═══ THE INPUT

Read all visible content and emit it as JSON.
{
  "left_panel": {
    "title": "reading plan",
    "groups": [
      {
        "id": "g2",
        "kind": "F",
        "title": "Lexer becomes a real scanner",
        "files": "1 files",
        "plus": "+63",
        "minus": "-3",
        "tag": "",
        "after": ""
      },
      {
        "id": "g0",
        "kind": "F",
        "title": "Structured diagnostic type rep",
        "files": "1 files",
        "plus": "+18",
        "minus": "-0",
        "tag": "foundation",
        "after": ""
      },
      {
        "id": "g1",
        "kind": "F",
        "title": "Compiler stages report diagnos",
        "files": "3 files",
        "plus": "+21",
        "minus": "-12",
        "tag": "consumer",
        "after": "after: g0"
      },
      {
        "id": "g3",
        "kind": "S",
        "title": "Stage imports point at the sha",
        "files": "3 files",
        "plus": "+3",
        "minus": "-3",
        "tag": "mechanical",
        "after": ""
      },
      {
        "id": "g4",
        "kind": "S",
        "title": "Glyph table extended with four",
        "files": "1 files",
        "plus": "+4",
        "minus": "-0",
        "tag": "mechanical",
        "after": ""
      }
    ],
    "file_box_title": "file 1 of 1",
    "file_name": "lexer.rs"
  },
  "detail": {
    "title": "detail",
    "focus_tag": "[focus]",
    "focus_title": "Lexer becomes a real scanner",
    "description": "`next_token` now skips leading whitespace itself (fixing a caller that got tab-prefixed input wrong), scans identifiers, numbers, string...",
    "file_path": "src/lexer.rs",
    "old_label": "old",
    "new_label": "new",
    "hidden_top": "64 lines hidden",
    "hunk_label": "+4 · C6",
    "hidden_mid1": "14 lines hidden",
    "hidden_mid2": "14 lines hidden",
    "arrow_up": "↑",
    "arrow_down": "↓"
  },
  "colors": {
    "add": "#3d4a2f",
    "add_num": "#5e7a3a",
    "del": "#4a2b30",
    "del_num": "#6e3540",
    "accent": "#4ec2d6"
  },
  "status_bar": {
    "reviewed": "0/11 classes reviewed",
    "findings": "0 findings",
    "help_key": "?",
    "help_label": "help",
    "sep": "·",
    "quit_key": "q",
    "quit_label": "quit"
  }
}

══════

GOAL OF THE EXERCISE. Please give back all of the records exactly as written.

SOLUTION TO THIS EXERCISE.
Read all visible content and emit it as JSON.
{
  "left_panel": {
    "title": "reading plan",
    "groups": [
      {
        "id": "g2",
        "kind": "F",
        "title": "Lexer becomes a real scanner",
        "files": "1 files",
        "plus": "+63",
        "minus": "-3",
        "tag": "",
        "after": ""
      },
      {
        "id": "g0",
        "kind": "F",
        "title": "Structured diagnostic type rep",
        "files": "1 files",
        "plus": "+18",
        "minus": "-0",
        "tag": "foundation",
        "after": ""
      },
      {
        "id": "g1",
        "kind": "F",
        "title": "Compiler stages report diagnos",
        "files": "3 files",
        "plus": "+21",
        "minus": "-12",
        "tag": "consumer",
        "after": "after: g0"
      },
      {
        "id": "g3",
        "kind": "S",
        "title": "Stage imports point at the sha",
        "files": "3 files",
        "plus": "+3",
        "minus": "-3",
        "tag": "mechanical",
        "after": ""
      },
      {
        "id": "g4",
        "kind": "S",
        "title": "Glyph table extended with four",
        "files": "1 files",
        "plus": "+4",
        "minus": "-0",
        "tag": "mechanical",
        "after": ""
      }
    ],
    "file_box_title": "file 1 of 1",
    "file_name": "lexer.rs"
  },
  "detail": {
    "title": "detail",
    "focus_tag": "[focus]",
    "focus_title": "Lexer becomes a real scanner",
    "description": "`next_token` now skips leading whitespace itself (fixing a caller that got tab-prefixed input wrong), scans identifiers, numbers, string...",
    "file_path": "src/lexer.rs",
    "old_label": "old",
    "new_label": "new",
    "hidden_top": "64 lines hidden",
    "hunk_label": "+4 · C6",
    "hidden_mid1": "14 lines hidden",
    "hidden_mid2": "14 lines hidden",
    "arrow_up": "↑",
    "arrow_down": "↓"
  },
  "colors": {
    "add": "#3d4a2f",
    "add_num": "#5e7a3a",
    "del": "#4a2b30",
    "del_num": "#6e3540",
    "accent": "#4ec2d6"
  },
  "status_bar": {
    "reviewed": "0/11 classes reviewed",
    "findings": "0 findings",
    "help_key": "?",
    "help_label": "help",
    "sep": "·",
    "quit_key": "q",
    "quit_label": "quit"
  }
}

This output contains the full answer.